And yet, John Adams would not relent.
"Oh, keep it to yourselves, gentlemen! It seems to me that many of you have forgotten said grievances. Why else should there still be any debate? In all honesty, I'm rather surprised that things are supposedly not so in each of your own colonies, gentlemen. Believe me sirs, if Great Britain has not yet offended the rest of these colonies, she will. I'd be prepared to bet everything I own on it. You have not heard the last from England, nor I! And until this Congress can reach an agreement, you shall not have heard the last of me, either!" Adams was not backing down. There were a few appreciative murmurs from other men in the Congress, specifically from the New England colonies. Roger Sherman looked as if he could kiss Mr. Adams.
John Adams may be 'obnoxious and disliked' but he was a true American patriot that would fight for the cause no matter what it took, or how long. Every man in the room had to respect that even if they did not agree with the man. There was no doubting his determination for the thirteen colonies to become one country.

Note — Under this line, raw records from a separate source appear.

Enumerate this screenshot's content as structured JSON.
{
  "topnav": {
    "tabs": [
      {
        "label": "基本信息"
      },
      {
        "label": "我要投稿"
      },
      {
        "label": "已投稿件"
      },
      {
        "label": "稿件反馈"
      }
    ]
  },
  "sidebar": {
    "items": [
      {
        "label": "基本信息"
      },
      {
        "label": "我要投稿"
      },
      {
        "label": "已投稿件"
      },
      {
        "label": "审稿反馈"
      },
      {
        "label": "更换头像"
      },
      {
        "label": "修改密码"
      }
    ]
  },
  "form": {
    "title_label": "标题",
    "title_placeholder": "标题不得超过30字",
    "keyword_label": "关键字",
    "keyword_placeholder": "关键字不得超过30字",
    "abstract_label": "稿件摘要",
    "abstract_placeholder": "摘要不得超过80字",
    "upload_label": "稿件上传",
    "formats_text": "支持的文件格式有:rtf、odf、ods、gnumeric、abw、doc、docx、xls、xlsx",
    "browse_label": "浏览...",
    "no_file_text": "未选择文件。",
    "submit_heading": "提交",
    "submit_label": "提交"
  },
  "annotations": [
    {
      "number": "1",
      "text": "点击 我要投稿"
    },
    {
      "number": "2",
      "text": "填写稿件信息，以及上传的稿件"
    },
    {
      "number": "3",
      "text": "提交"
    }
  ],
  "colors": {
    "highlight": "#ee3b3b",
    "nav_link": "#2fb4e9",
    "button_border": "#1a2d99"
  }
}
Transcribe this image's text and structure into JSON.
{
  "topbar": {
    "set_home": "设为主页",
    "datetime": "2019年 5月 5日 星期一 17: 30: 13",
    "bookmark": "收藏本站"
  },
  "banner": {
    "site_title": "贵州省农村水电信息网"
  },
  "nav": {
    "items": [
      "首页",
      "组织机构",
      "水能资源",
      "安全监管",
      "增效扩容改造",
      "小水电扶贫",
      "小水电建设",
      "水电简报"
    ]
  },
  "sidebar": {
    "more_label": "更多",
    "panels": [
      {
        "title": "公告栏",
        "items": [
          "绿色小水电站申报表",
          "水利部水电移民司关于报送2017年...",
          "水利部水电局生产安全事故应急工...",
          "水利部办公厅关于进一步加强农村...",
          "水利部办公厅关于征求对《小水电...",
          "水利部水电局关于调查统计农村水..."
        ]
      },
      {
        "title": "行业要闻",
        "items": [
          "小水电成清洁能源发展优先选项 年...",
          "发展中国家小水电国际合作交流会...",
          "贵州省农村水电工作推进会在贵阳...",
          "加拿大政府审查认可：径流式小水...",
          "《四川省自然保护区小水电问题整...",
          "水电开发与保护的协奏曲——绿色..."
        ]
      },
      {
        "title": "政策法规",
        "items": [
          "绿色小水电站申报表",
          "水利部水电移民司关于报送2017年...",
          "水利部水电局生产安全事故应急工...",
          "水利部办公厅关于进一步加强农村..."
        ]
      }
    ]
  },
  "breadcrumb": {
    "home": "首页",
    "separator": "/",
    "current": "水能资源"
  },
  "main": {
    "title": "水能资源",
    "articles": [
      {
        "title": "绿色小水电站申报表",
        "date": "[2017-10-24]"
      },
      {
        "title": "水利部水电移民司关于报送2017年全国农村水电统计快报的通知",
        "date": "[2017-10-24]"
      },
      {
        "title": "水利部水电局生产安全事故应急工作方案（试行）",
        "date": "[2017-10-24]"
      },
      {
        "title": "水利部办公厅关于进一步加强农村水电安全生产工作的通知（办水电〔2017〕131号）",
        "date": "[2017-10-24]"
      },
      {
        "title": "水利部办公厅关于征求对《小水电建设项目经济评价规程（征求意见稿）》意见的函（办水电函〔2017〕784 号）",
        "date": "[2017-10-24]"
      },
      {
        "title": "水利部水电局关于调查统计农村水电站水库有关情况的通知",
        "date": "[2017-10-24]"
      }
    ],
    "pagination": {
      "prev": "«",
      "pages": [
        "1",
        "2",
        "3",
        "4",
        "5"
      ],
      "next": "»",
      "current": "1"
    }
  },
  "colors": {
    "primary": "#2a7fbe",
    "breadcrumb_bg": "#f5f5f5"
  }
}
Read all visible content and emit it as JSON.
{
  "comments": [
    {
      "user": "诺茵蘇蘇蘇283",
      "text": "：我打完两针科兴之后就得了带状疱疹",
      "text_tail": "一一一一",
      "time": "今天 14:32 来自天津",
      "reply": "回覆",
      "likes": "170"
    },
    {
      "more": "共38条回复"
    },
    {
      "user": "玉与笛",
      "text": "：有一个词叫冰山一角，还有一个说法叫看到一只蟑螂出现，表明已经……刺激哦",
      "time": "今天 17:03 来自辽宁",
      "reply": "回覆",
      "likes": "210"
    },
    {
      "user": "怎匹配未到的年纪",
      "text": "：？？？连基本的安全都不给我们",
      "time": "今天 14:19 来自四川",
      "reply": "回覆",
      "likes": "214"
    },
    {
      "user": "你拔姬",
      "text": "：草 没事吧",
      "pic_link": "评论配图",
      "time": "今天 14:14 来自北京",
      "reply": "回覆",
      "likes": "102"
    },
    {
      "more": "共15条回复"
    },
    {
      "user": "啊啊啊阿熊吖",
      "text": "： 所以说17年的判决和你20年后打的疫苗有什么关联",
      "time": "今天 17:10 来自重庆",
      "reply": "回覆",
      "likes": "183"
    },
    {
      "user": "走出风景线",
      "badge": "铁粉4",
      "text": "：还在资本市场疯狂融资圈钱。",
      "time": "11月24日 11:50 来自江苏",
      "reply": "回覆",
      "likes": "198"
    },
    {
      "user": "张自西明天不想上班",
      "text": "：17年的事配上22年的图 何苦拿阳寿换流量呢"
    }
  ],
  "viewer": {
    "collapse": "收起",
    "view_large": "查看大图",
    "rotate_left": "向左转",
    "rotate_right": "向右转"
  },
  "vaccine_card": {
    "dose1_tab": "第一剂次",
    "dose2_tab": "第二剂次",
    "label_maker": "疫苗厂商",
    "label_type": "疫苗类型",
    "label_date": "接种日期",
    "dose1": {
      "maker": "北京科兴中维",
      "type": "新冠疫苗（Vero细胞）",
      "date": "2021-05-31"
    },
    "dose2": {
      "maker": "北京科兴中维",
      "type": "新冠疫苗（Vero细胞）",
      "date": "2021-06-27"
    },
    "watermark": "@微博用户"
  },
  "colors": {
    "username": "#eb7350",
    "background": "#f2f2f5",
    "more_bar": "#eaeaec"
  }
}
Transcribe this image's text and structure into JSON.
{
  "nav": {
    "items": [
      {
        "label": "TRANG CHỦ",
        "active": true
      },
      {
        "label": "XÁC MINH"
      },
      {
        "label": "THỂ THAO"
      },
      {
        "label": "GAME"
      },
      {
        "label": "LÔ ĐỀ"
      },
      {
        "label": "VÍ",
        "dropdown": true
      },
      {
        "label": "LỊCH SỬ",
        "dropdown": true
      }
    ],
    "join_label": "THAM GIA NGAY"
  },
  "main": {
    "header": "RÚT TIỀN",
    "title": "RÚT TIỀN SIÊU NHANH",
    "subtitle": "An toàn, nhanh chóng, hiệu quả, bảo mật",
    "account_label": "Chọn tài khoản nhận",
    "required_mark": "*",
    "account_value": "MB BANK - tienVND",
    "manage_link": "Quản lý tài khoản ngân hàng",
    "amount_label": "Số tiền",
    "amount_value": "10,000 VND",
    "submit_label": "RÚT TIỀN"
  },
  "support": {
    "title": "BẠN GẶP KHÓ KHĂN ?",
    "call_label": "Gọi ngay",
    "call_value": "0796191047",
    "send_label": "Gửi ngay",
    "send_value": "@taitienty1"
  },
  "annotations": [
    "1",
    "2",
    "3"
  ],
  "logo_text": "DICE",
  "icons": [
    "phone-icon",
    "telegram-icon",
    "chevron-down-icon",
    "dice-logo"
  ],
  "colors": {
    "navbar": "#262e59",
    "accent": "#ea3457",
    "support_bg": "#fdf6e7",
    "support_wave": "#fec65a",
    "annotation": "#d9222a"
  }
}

John Dickinson then sat glumly in his seat, defeated. Adams returned to his seat; but before seating himself, glanced toward Dickinson with a smug, triumphant smirk.
It was a start.
A/N: Getting there….please review!